Above: Photo by Charlie Forgham-Bailey, Save the Children. Democratic Republic of Congo (DRC). Vaccinations are given at various points during the child's development, and helps prevent numerous ailments, including pneumonia.
by Cynthia Whitney, IHRC, Inc. and Emory Global Health Institute
To those of you who do not spend your day thinking about infant vaccines, it may come as a surprise that the timing of vaccine doses can have a big effect on how well they work. Sometimes giving doses too close together, at the same time as other types of vaccines, or too early in life can reduce the immune system’s response to a vaccine. A poor immune response means a vaccine may not prevent disease.
Vaccines are a key weapon in the fight against pneumonia. Over the last decade, most infant immunization programs around the world have starting using pneumococcal conjugate vaccines (PCVs), and the data from countries using PCVs have shown a promising drop in the burden of pneumonia. More work is needed to make sure PCVs are available to all children, however. Of the 15 countries with the largest numbers of pneumonia deaths in children, 4 still do not include PCV in their immunization programs, and, of the 11 that do, only 3 have coverage levels for 3 doses above the 90% mark.
Over the last few years, the question of whether the timing of PCV doses can be adjusted to improve pneumonia control has been a hot topic in the scientific community. Many experts believe that spreading out the three doses that are typically given in the first few months of life to give the third dose at 9 months or later will result in more long-lasting protection for children receiving the vaccine. This type of schedule, known as “2+1,” may also better prevent spread of pneumococcal bacteria, protecting those who are too young or too old to receive the vaccine themselves. The 2+1 schedule is used in many European countries and in South Africa; in 2018, Australia changed to a 2+1 schedule in response to cases of severe pneumococcal disease that were occurring in older children.
In most African countries, however, long-standing practice has been to give immunizations including PCV doses during routine visits at about 6, 10 and 14 weeks of age, a schedule designed to provide protection from vaccine-preventable diseases as early in life as possible. Over the past few years, deadly pneumococcal meningitis epidemics have occurred in Ghana, in spite of a successful infant immunization program that has achieved high coverage with 3 early doses. These outbreaks, along with other data suggesting that pneumococcal disease and transmission are not completely controlled in countries using 3 early PCV doses, is encouraging policy makers to reconsider their national PCV immunization schedules.

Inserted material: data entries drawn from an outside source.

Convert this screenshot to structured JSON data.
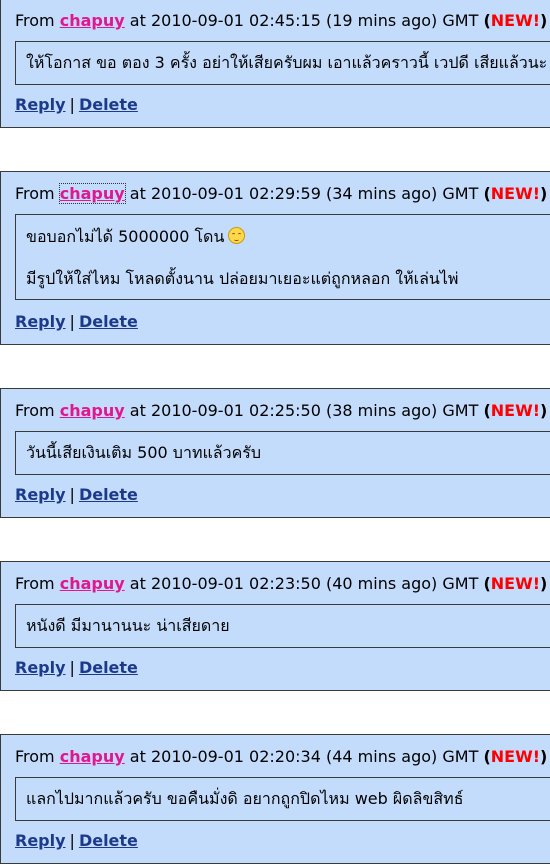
{
  "labels": {
    "from": "From",
    "at": "at",
    "gmt": "GMT",
    "new_open": "(",
    "new_word": "NEW!",
    "new_close": ")",
    "reply": "Reply",
    "delete": "Delete",
    "separator": "|"
  },
  "comments": [
    {
      "author": "chapuy",
      "timestamp": "2010-09-01 02:45:15",
      "ago": "(19 mins ago)",
      "lines": [
        "ให้โอกาส ขอ ตอง 3 ครั้ง อย่าให้เสียครับผม เอาแล้วคราวนี้ เวปดี เสียแล้วนะ"
      ]
    },
    {
      "author": "chapuy",
      "timestamp": "2010-09-01 02:29:59",
      "ago": "(34 mins ago)",
      "lines": [
        "ขอบอกไม่ได้ 5000000 โดน",
        "มีรูปให้ใส่ไหม โหลดตั้งนาน ปล่อยมาเยอะแต่ถูกหลอก ให้เล่นไพ่"
      ],
      "emoji": "blushing-smiley-icon"
    },
    {
      "author": "chapuy",
      "timestamp": "2010-09-01 02:25:50",
      "ago": "(38 mins ago)",
      "lines": [
        "วันนี้เสียเงินเติม 500 บาทแล้วครับ"
      ]
    },
    {
      "author": "chapuy",
      "timestamp": "2010-09-01 02:23:50",
      "ago": "(40 mins ago)",
      "lines": [
        "หนังดี มีมานานนะ น่าเสียดาย"
      ]
    },
    {
      "author": "chapuy",
      "timestamp": "2010-09-01 02:20:34",
      "ago": "(44 mins ago)",
      "lines": [
        "แลกไปมากแล้วครับ ขอคืนมั่งดิ อยากถูกปิดไหม web ผิดลิขสิทธ์"
      ]
    }
  ],
  "colors": {
    "panel_bg": "#c4dcfc",
    "author_link": "#e0178f",
    "action_link": "#1d3a8a",
    "new_badge": "#ff0000"
  }
}
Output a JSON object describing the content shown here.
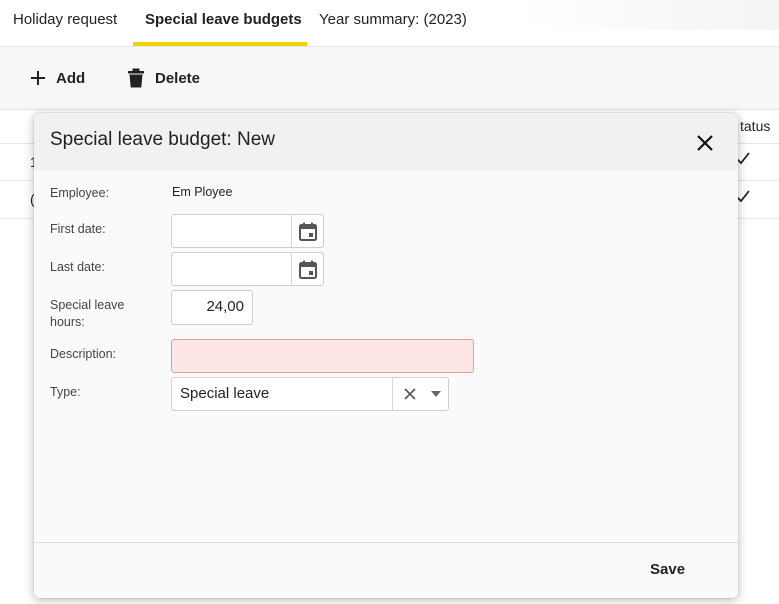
{
  "tabs": [
    {
      "label": "Holiday request"
    },
    {
      "label": "Special leave budgets"
    },
    {
      "label": "Year summary: (2023)"
    }
  ],
  "toolbar": {
    "add_label": "Add",
    "delete_label": "Delete"
  },
  "background_table": {
    "status_header": "tatus",
    "row1_partial": "1",
    "row2_partial": "("
  },
  "dialog": {
    "title": "Special leave budget: New",
    "fields": {
      "employee_label": "Employee:",
      "employee_value": "Em Ployee",
      "first_date_label": "First date:",
      "first_date_value": "",
      "last_date_label": "Last date:",
      "last_date_value": "",
      "hours_label": "Special leave hours:",
      "hours_value": "24,00",
      "description_label": "Description:",
      "description_value": "",
      "type_label": "Type:",
      "type_value": "Special leave"
    },
    "save_label": "Save"
  },
  "colors": {
    "accent": "#f2d100",
    "error_bg": "#ffe6e6",
    "error_border": "#e79a9a"
  }
}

A new statement from the World Health Organization’s (WHO) Strategic Advisory Group of Experts (SAGE) on Immunization now strongly supports use of the 2+1 schedule for PCV, in an effort to improve control of pneumococcal pneumonia and meningitis. The SAGE statement, released in February 2019, encourages use of the 2+1 schedule even for countries that have for years been providing three early doses. Changing the timing of vaccine delivery will require planning, training, new materials such as immunization cards, and follow-up to ensure that vaccine delivery is good – substantial commitments of time and resources from immunization programs. Going forward, however, this investment in changing to an innovative vaccine schedule will result in better control of pneumonia and other types of severe pneumococcal disease, and lives saved.
 International Vaccine Access Center (IVAC), Johns Hopkins Bloomberg School of Public Health. (2018). Pneumonia and Diarrhea Progress Report 2018. https://www.jhsph.edu/ivac/resources/

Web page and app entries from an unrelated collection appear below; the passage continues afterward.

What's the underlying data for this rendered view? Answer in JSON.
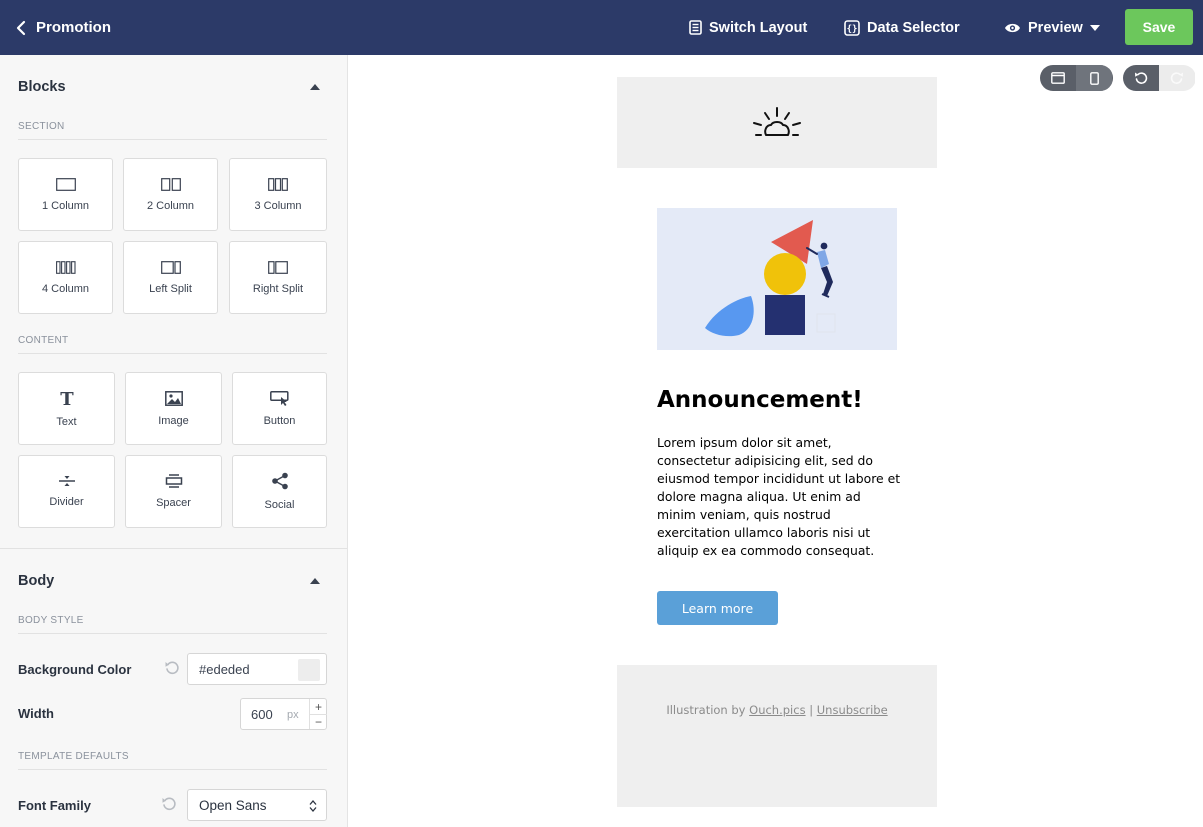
{
  "topbar": {
    "back_label": "Promotion",
    "switch_layout": "Switch Layout",
    "data_selector": "Data Selector",
    "preview": "Preview",
    "save": "Save"
  },
  "blocks_panel": {
    "title": "Blocks",
    "section_heading": "SECTION",
    "section_items": [
      {
        "label": "1 Column",
        "icon": "one-column-icon"
      },
      {
        "label": "2 Column",
        "icon": "two-column-icon"
      },
      {
        "label": "3 Column",
        "icon": "three-column-icon"
      },
      {
        "label": "4 Column",
        "icon": "four-column-icon"
      },
      {
        "label": "Left Split",
        "icon": "left-split-icon"
      },
      {
        "label": "Right Split",
        "icon": "right-split-icon"
      }
    ],
    "content_heading": "CONTENT",
    "content_items": [
      {
        "label": "Text",
        "icon": "text-icon"
      },
      {
        "label": "Image",
        "icon": "image-icon"
      },
      {
        "label": "Button",
        "icon": "button-icon"
      },
      {
        "label": "Divider",
        "icon": "divider-icon"
      },
      {
        "label": "Spacer",
        "icon": "spacer-icon"
      },
      {
        "label": "Social",
        "icon": "share-icon"
      }
    ]
  },
  "body_panel": {
    "title": "Body",
    "body_style_heading": "BODY STYLE",
    "background_color_label": "Background Color",
    "background_color_value": "#ededed",
    "width_label": "Width",
    "width_value": "600",
    "width_unit": "px",
    "template_defaults_heading": "TEMPLATE DEFAULTS",
    "font_family_label": "Font Family",
    "font_family_value": "Open Sans"
  },
  "email": {
    "headline": "Announcement!",
    "body": "Lorem ipsum dolor sit amet, consectetur adipisicing elit, sed do eiusmod tempor incididunt ut labore et dolore magna aliqua. Ut enim ad minim veniam, quis nostrud exercitation ullamco laboris nisi ut aliquip ex ea commodo consequat.",
    "cta": "Learn more",
    "footer_prefix": "Illustration by",
    "footer_link": "Ouch.pics",
    "footer_separator": "|",
    "footer_unsubscribe": "Unsubscribe"
  },
  "colors": {
    "topbar": "#2c3a68",
    "save": "#6cc75c",
    "cta": "#5aa0d8",
    "email_background": "#ededed"
  }
}
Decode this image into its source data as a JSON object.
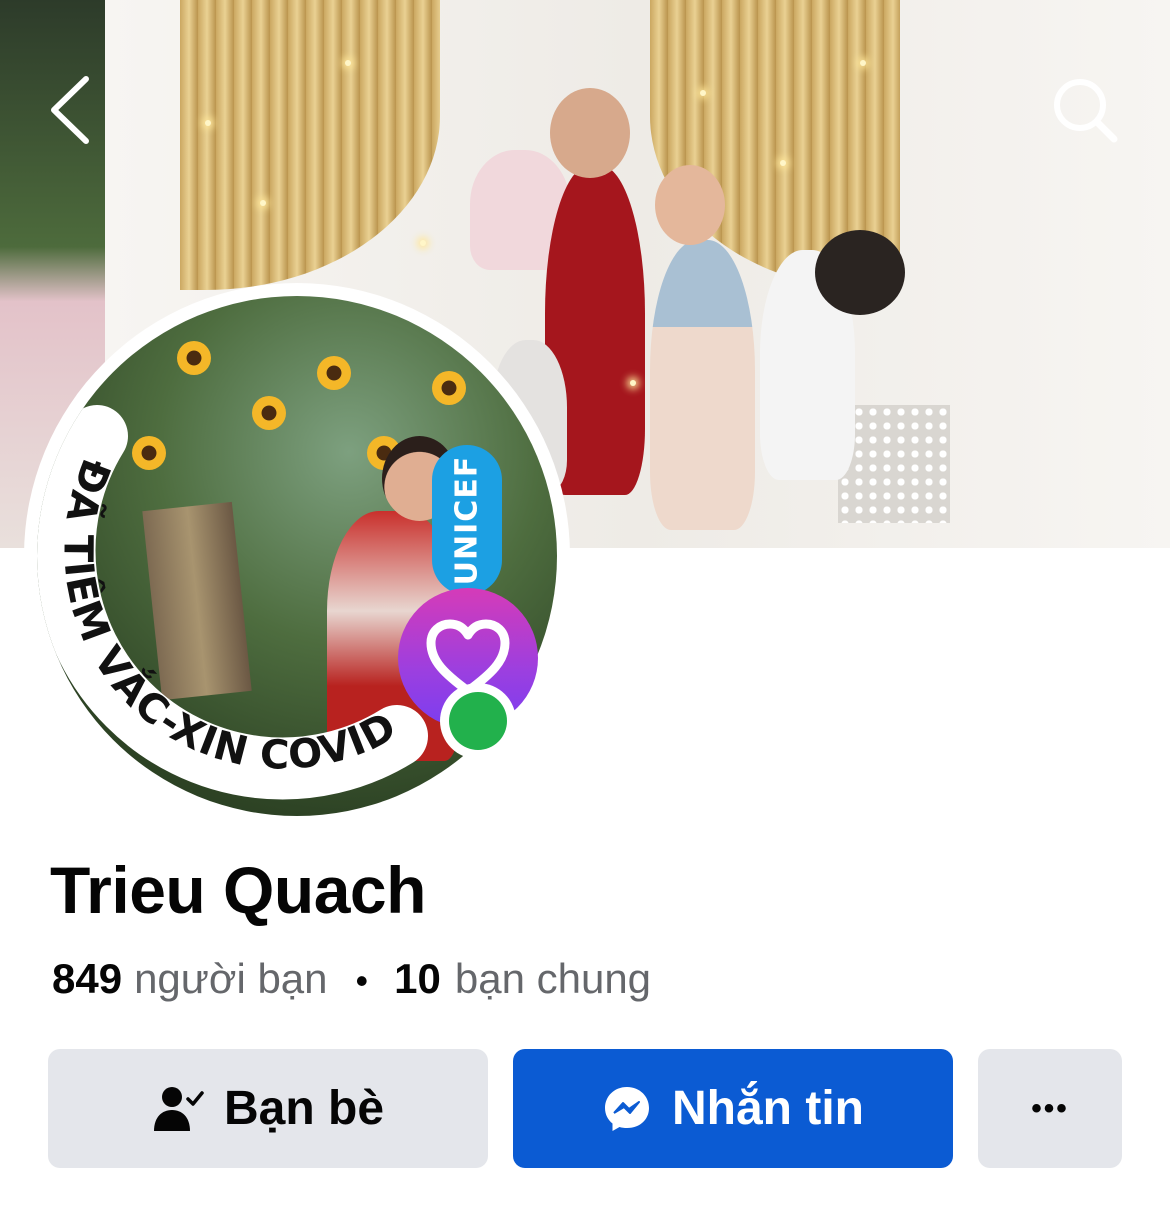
{
  "header": {
    "back_icon": "chevron-left-icon",
    "search_icon": "search-icon"
  },
  "avatar": {
    "frame_text": "ĐÃ TIÊM VẮC-XIN COVID-19",
    "badge_text": "UNICEF",
    "heart_icon": "heart-icon",
    "online_status_color": "#22b14c"
  },
  "profile": {
    "name": "Trieu Quach",
    "friends_count": "849",
    "friends_label": "người bạn",
    "separator": "•",
    "mutual_count": "10",
    "mutual_label": "bạn chung"
  },
  "actions": {
    "friends_label": "Bạn bè",
    "friends_icon": "person-check-icon",
    "message_label": "Nhắn tin",
    "message_icon": "messenger-icon",
    "more_label": "•••"
  },
  "colors": {
    "primary_button": "#0b5bd3",
    "secondary_button": "#e4e6eb"
  }
}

2 Bozio CH, Abdul-Karim A, Abenyeri J, et al. (2018) Continued occurrence of serotype 1 pneumococcal meningitis in two regions located in the meningitis belt in Ghana five years after introduction of 13-valent pneumococcal conjugate vaccine. PLoS ONE 13(9): e0203205. https://doi.org/10.1371/journal.pone.0203205
3World Health Organization. Pneumococcal conjugate vaccine in infants and children under 5 years of age: WHO position paper – February 2019. Weekly Epidemiological Record 2019; 94 (8):85-104. https://apps.who.int/iris/bitstream/handle/10665/310968/WER9408.pdf?ua=1

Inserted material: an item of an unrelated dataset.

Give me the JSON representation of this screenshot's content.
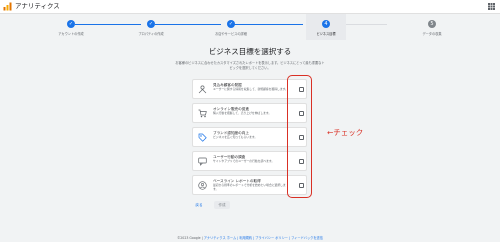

About the author: Cynthia G. Whitney, MD, MPH is a physician and epidemiologist who retired in 2018 after 25 years with the U.S. Centers for Disease Control and Prevention, where she served as Chief of the bacterial Respiratory Diseases Branch, among other roles. She is now a consultant for IHRC, Inc. and Emory Global Health Institute.